- If the manatees are moving, you just have to try to anticipate where they are going and position yourself accordingly Keep in mind that you are not allowed to harass them…which basically means that you shouldn’t do anything that makes them change their behavior. In other words, if a manatee swims right up to you and rolls over, you can rub her belly (this really happens..and it is just incredibly cool when it does), but you can’t swim up to a stationary manatee and try to climb on it’s back. Please review the official regulations on the attached link: http://myfwc.com/education/wildlife/manatee/viewing-guidelines/
- I’ve never had a captain rush me back to the boat, even when I was the last one from our boat in the water (actually, I’m always the last one in the water). However, be aware of the time and the fact that unless you hired the boat for the entire day, that the captain does have another boatload of folks waiting back at the dock.
- Your primary task will be re-adjusting the white balance. Manatees are grey, so you can usually just touch your Photoshop white-point stylus to their skin and get close to the right colors.
- It can be challenging to get a shot that has the right exposure. If you were able to shoot raw, then you should be able to recover most, if not all of the blown-out highlights that often result from the sun reflections off the surface of the water.
- No matter how careful you set up your shot, you will probably see some suspended silt (backscatter) in your shots. You can try using the dust filter in Photoshop but if that is a bit too severe you can just take a deep breath and take the time to use your clone tool systematically thru the frame and remove the ‘backscatter’.

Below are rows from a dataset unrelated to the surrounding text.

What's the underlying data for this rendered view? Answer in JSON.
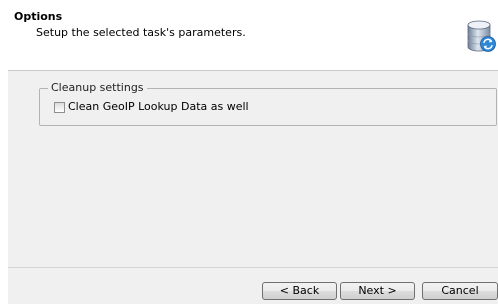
{
  "header": {
    "title": "Options",
    "subtitle": "Setup the selected task's parameters.",
    "icon": "database-sync-icon"
  },
  "cleanup_group": {
    "legend": "Cleanup settings",
    "geoip_checkbox": {
      "label": "Clean GeoIP Lookup Data as well",
      "checked": false
    }
  },
  "buttons": {
    "back": "< Back",
    "next": "Next >",
    "cancel": "Cancel"
  }
}
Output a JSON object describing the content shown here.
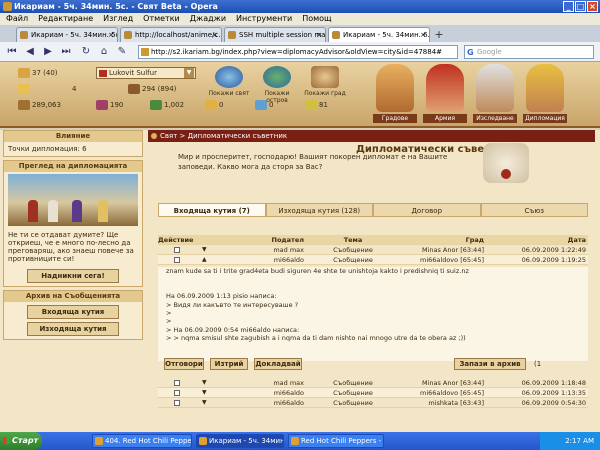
{
  "window": {
    "title": "Икариам - 5ч. 34мин. 5с. - Свят Beta - Opera",
    "menu": [
      "Файл",
      "Редактиране",
      "Изглед",
      "Отметки",
      "Джаджи",
      "Инструменти",
      "Помощ"
    ]
  },
  "browser": {
    "tabs": [
      {
        "label": "Икариам - 5ч. 34мин. 5с."
      },
      {
        "label": "http://localhost/anime/c..."
      },
      {
        "label": "SSH multiple session mana..."
      },
      {
        "label": "Икариам - 5ч. 34мин. 6..."
      }
    ],
    "url": "http://s2.ikariam.bg/index.php?view=diplomacyAdvisor&oldView=city&id=47884#",
    "search_placeholder": "Google"
  },
  "resources": {
    "citizens": "37 (40)",
    "city_name": "Lukovit Sulfur",
    "actions": "4",
    "gold": "294 (894)",
    "wood": "289,063",
    "wine": "190",
    "marble": "1,002",
    "crystal": "0",
    "sulfur": "81",
    "gold2": "0"
  },
  "view_buttons": [
    "Покажи свят",
    "Покажи остров",
    "Покажи град"
  ],
  "advisors": [
    "Градове",
    "Армия",
    "Изследване",
    "Дипломация"
  ],
  "sidebar": {
    "influence_title": "Влияние",
    "diplomacy_points": "Точки дипломация: 6",
    "overview_title": "Преглед на дипломацията",
    "overview_text": "Не ти се отдават думите? Ще откриеш, че е много по-лесно да преговаряш, ако знаеш повече за противниците си!",
    "hire_button": "Надникни сега!",
    "archive_title": "Архив на Съобщенията",
    "inbox_button": "Входяща кутия",
    "outbox_button": "Изходяща кутия"
  },
  "main": {
    "breadcrumb": "Свят > Дипломатически съветник",
    "heading": "Дипломатически съветник",
    "intro": "Мир и просперитет, господарю! Вашият покорен дипломат е на Вашите заповеди. Какво мога да сторя за Вас?",
    "tabs": [
      "Входяща кутия (7)",
      "Изходяща кутия (128)",
      "Договор",
      "Съюз"
    ],
    "columns": [
      "Действие",
      "Подател",
      "Тема",
      "Град",
      "Дата"
    ],
    "top_rows": [
      {
        "from": "mad max",
        "subject": "Съобщение",
        "city": "Minas Anor [63:44]",
        "date": "06.09.2009 1:22:49"
      },
      {
        "from": "mi66aldo",
        "subject": "Съобщение",
        "city": "mi66aldovo [65:45]",
        "date": "06.09.2009 1:19:25"
      }
    ],
    "message_lines": [
      "znam kude sa ti i trite grad4eta budi siguren 4e shte te unishtoja kakto i predishniq ti suiz.nz",
      "",
      "",
      "На 06.09.2009 1:13 pisio написа:",
      "> Видя ли какъвто те интересуваше ?",
      ">",
      ">",
      "> На 06.09.2009 0:54 mi66aldo написа:",
      "> > nqma smisul shte zagubish a i nqma da ti dam nishto nai mnogo utre da te obera az ;))"
    ],
    "msg_buttons": {
      "reply": "Отговори",
      "delete": "Изтрий",
      "report": "Докладвай",
      "archive": "Запази в архив",
      "pager": "(1"
    },
    "bottom_rows": [
      {
        "from": "mad max",
        "subject": "Съобщение",
        "city": "Minas Anor [63:44]",
        "date": "06.09.2009 1:18:48"
      },
      {
        "from": "mi66aldo",
        "subject": "Съобщение",
        "city": "mi66aldovo [65:45]",
        "date": "06.09.2009 1:13:35"
      },
      {
        "from": "mi66aldo",
        "subject": "Съобщение",
        "city": "mishkata [63:43]",
        "date": "06.09.2009 0:54:30"
      }
    ]
  },
  "taskbar": {
    "start": "Старт",
    "tasks": [
      "404. Red Hot Chili Peppers...",
      "Икариам - 5ч. 34мин. ...",
      "Red Hot Chili Peppers - ..."
    ],
    "clock": "2:17 AM"
  }
}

- I’ve added a number of new techniques and suggestions in a more recent blog. Click on this link to see more!
If you want to photograph more after your tour, then take the time to hit some of the numerous parks located right on the water in Crystal River (none of them are more than ten minutes away). I’ve gotten some incredible bird shots here…two weeks ago I watched (thru my viewfinder) an osprey desperately trying to steal a fish from another osprey that had just snatched it from the river. Just another boring day in Florida!
PS: After completing this blog, I was referred to an excellent photo guide by John Ares. Check out the attached link: http://www.divephotoguide.com/underwater-photography-travel/article/underwater-photographers-guide-manatees-crystal-river/
Good luck and good shooting!